For decades, a style debate has raged among men, creating a divide even among colleagues and close friends over a seemingly simple question: tucked or untucked? While this debate doesn’t concern cosmetic surgery or shedding beer-belly fat, it does revolve around the rules dictating when and where to tuck in a button-down shirt versus leaving it untucked. With the exception of a few avant-garde creatives who dare to challenge workplace norms, the shirttails of button-downs should always be neatly tucked into your pants. Disregarding this rule risks projecting a clumsy and unkempt appearance in the office, undoing the effort you’ve invested in curating the perfect business attire.

However, this time, it’s not necessary; if your button-down shirt extends more than 3 inches below your belt, tuck it in. And, the nature of the jeans, serving as a smart casual bottom, means the shirt looks great tucked, giving off a European feel.. With the exception of a handful of hipster creatives attempting to spark workplace trends, button-down shirttails have always been and should be tucked into your pants. Disregarding this norm risks projecting a clumsy and dishevelled appearance in the office, undoing the effort you’ve put into putting together  the perfect business look..

This rule extends to trouser separates without a jacket and business shirting, even those who opt for sweaters must be reminded: allowing the shirttails to hang below the knit may seem like a deliberate attempt at fashionable dishevelment, but it often appears contrived, akin to a private school boy attempting rebellion, while embracing the blend of casual and formal elements, the untucked shirt pairs well with blazers only if the shirt is non-business. An untucked button-down should fit snugly on the shoulders and have a length that falls midway along the fly of the jeans or chinos. Avoid billowing fabric or boxiness to maintain a clean and streamlined look and experiment with prints and colours for a summery vibe, and choose lightweight fabrics like cotton, seersucker, and linen. Layering a blazer over the shirt refines the look, and adding a belt while leaving the bottom button of the shirt undone to expose the buckle adds a stylish touch.

Still unsure about how to tuck a shirt? Remember to leave the collar unbuttoned at all times to avoid a hipster-esque appearance. However, avoid exposing too much chest, as excessive unbuttoning can be equally unattractive and while its definitely not for the average bloke, being aware of it can help you incorporate some different shirt pieces into your weekend wardrobe. Ensure that this type of shirt fits snugly in the shoulders, arms, and torso, maintaining a streamlined appearance. Stick to monochromatic color schemes to enhance the minimalist aesthetic of this trend. Pair it with skinny or slim jeans, as well as cropped ankle trousers in a straight fit.

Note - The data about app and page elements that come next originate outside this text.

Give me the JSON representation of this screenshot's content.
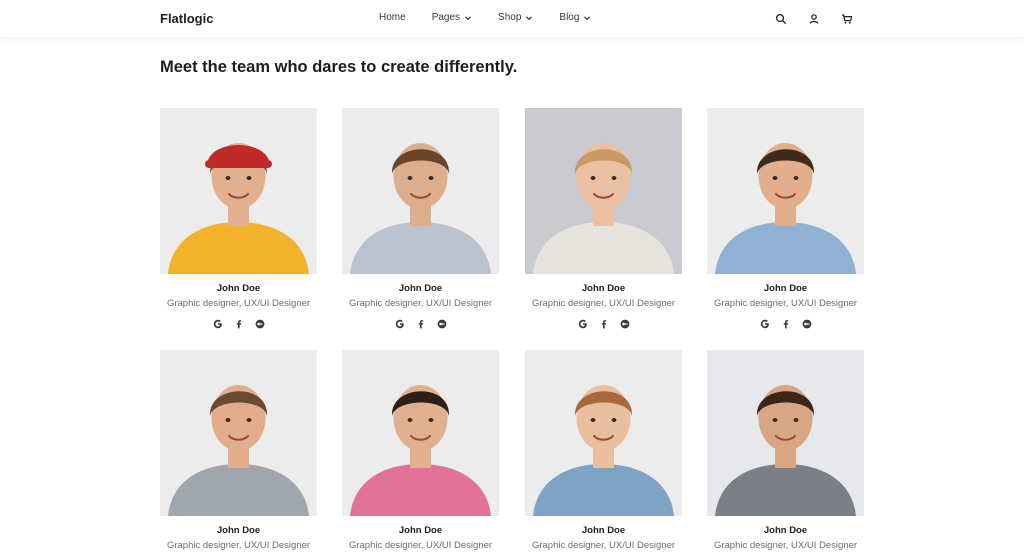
{
  "brand": {
    "name": "Flatlogic"
  },
  "nav": {
    "items": [
      {
        "label": "Home",
        "dropdown": false
      },
      {
        "label": "Pages",
        "dropdown": true
      },
      {
        "label": "Shop",
        "dropdown": true
      },
      {
        "label": "Blog",
        "dropdown": true
      }
    ],
    "icons": [
      "search-icon",
      "user-icon",
      "cart-icon"
    ]
  },
  "heading": "Meet the team who dares to create differently.",
  "team": [
    {
      "name": "John Doe",
      "role": "Graphic designer, UX/UI Designer",
      "bg": "#ececec",
      "shirt": "#f2b32b",
      "hair": "#8a5a34",
      "skin": "#e3b08f",
      "hat": "#c12a2a",
      "socials": [
        "google-icon",
        "facebook-icon",
        "medium-icon"
      ]
    },
    {
      "name": "John Doe",
      "role": "Graphic designer, UX/UI Designer",
      "bg": "#ececec",
      "shirt": "#b9c3d0",
      "hair": "#6b4528",
      "skin": "#dcae8e",
      "socials": [
        "google-icon",
        "facebook-icon",
        "medium-icon"
      ]
    },
    {
      "name": "John Doe",
      "role": "Graphic designer, UX/UI Designer",
      "bg": "#c9cbd1",
      "shirt": "#e6e3dc",
      "hair": "#c99a63",
      "skin": "#ecc1a3",
      "socials": [
        "google-icon",
        "facebook-icon",
        "medium-icon"
      ]
    },
    {
      "name": "John Doe",
      "role": "Graphic designer, UX/UI Designer",
      "bg": "#ececec",
      "shirt": "#8fb2d4",
      "hair": "#3f2a1e",
      "skin": "#e2ae8c",
      "socials": [
        "google-icon",
        "facebook-icon",
        "medium-icon"
      ]
    },
    {
      "name": "John Doe",
      "role": "Graphic designer, UX/UI Designer",
      "bg": "#ececec",
      "shirt": "#9fa6ad",
      "hair": "#6a4a33",
      "skin": "#e1ad8c"
    },
    {
      "name": "John Doe",
      "role": "Graphic designer, UX/UI Designer",
      "bg": "#ececec",
      "shirt": "#e2729a",
      "hair": "#2e1f18",
      "skin": "#e0b08f"
    },
    {
      "name": "John Doe",
      "role": "Graphic designer, UX/UI Designer",
      "bg": "#ececec",
      "shirt": "#7fa2c7",
      "hair": "#a86a3c",
      "skin": "#eabf9f"
    },
    {
      "name": "John Doe",
      "role": "Graphic designer, UX/UI Designer",
      "bg": "#e6e8ec",
      "shirt": "#7b7f86",
      "hair": "#3a2619",
      "skin": "#d9a684"
    }
  ]
}
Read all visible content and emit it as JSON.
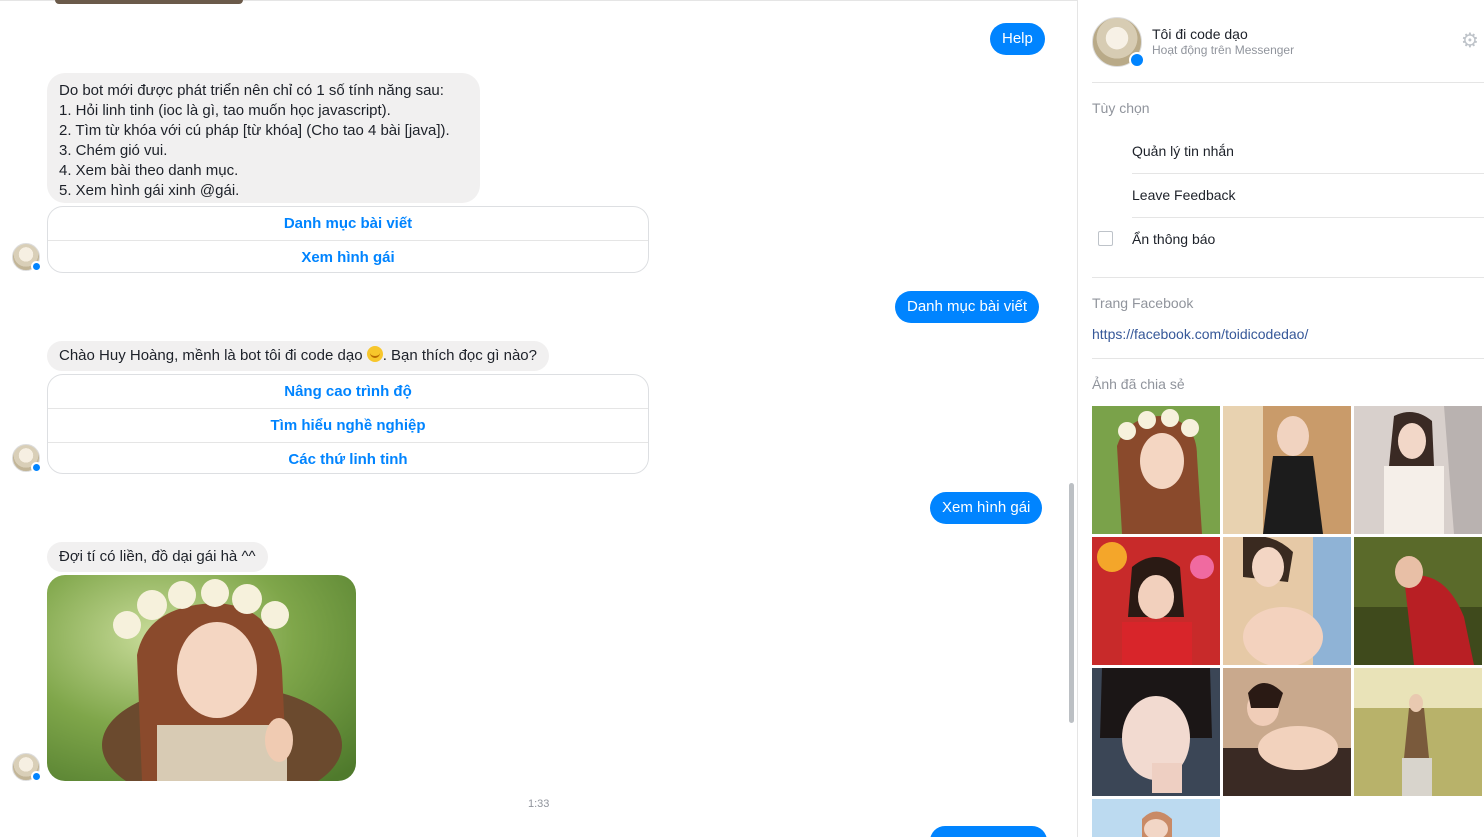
{
  "chat": {
    "messages": {
      "help": "Help",
      "bot_intro": "Do bot mới được phát triển nên chỉ có 1 số tính năng sau:\n1. Hỏi linh tinh (ioc là gì, tao muốn học javascript).\n2. Tìm từ khóa với cú pháp [từ khóa] (Cho tao 4 bài [java]).\n3. Chém gió vui.\n4. Xem bài theo danh mục.\n5. Xem hình gái xinh @gái.",
      "quick_replies_1": [
        "Danh mục bài viết",
        "Xem hình gái"
      ],
      "user_category": "Danh mục bài viết",
      "bot_greeting_before": "Chào Huy Hoàng, mềnh là bot tôi đi code dạo ",
      "bot_greeting_after": ". Bạn thích đọc gì nào?",
      "quick_replies_2": [
        "Nâng cao trình độ",
        "Tìm hiểu nghề nghiệp",
        "Các thứ linh tinh"
      ],
      "user_girls": "Xem hình gái",
      "bot_wait": "Đợi tí có liền, đồ dại gái hà ^^",
      "timestamp": "1:33"
    },
    "colors": {
      "accent": "#0084ff",
      "incoming_bg": "#f1f0f0"
    }
  },
  "panel": {
    "page_name": "Tôi đi code dạo",
    "status": "Hoạt động trên Messenger",
    "options_label": "Tùy chọn",
    "options": [
      "Quản lý tin nhắn",
      "Leave Feedback",
      "Ẩn thông báo"
    ],
    "facebook_label": "Trang Facebook",
    "facebook_url": "https://facebook.com/toidicodedao/",
    "shared_photos_label": "Ảnh đã chia sẻ",
    "icons": {
      "settings": "gear-icon",
      "messenger": "messenger-badge-icon"
    }
  }
}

Not confident to pull it off? Skip it. The half-tuck is all about effortless style, with the shirt, often layered over a tee, left deeply unbuttoned. One side of the hem is casually tucked behind a belt, giving the impression of a spontaneous gesture, this look is inspired by the idea of the overshirt serving as a kind of “jacket” for the tee, making it ideal for casual layering. It pairs perfectly with vintage wash jeans, allowing them to showcase their front scars, while avoiding the formality of a fully tucked-in shirt. Meanwhile, for a more subtle approach to the half-tuck, only tucking in the front of his shirt and letting the back hang out. This style requires a delicate balance, as it can easily appear contrived if not executed carefully.

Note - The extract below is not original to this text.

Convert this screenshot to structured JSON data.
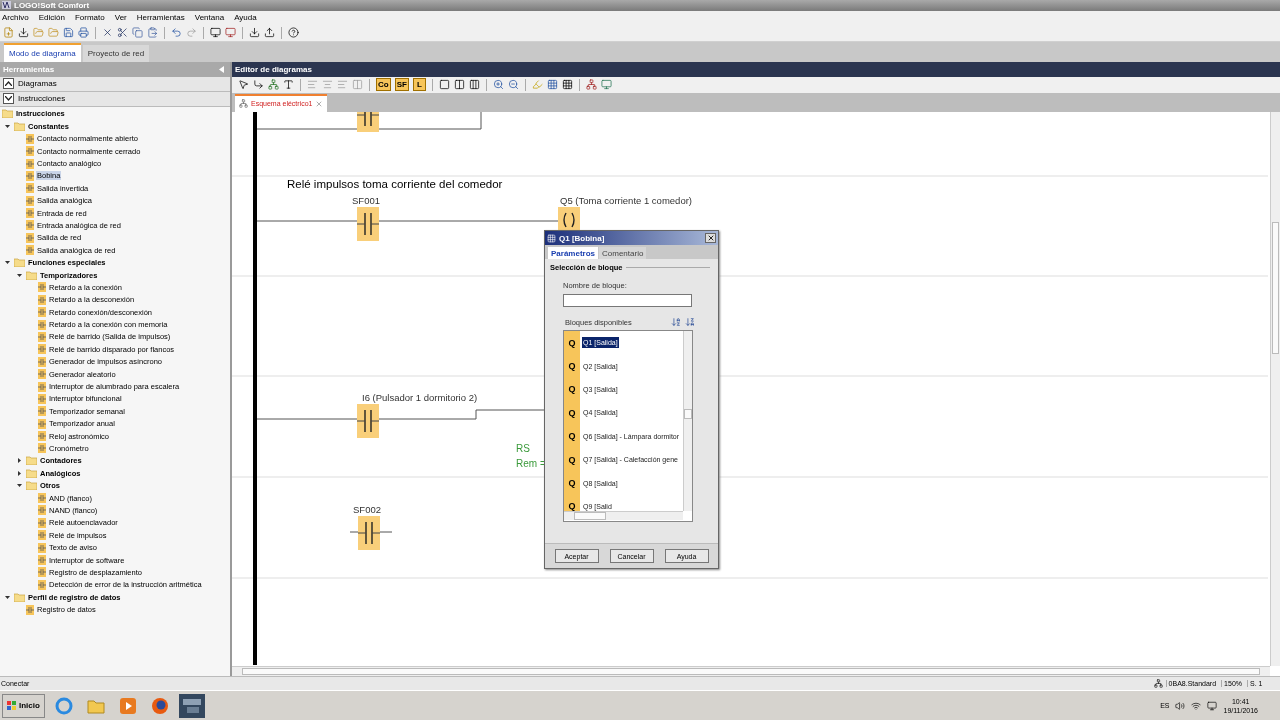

 It’s essential to ensure that the shirt isn’t too long, extending more than three inches past the belt, and to reserve this look for shirts with bold prints, such as checks or tartans, to avoid veering into “cowboy” territory when fully tucked into jeans.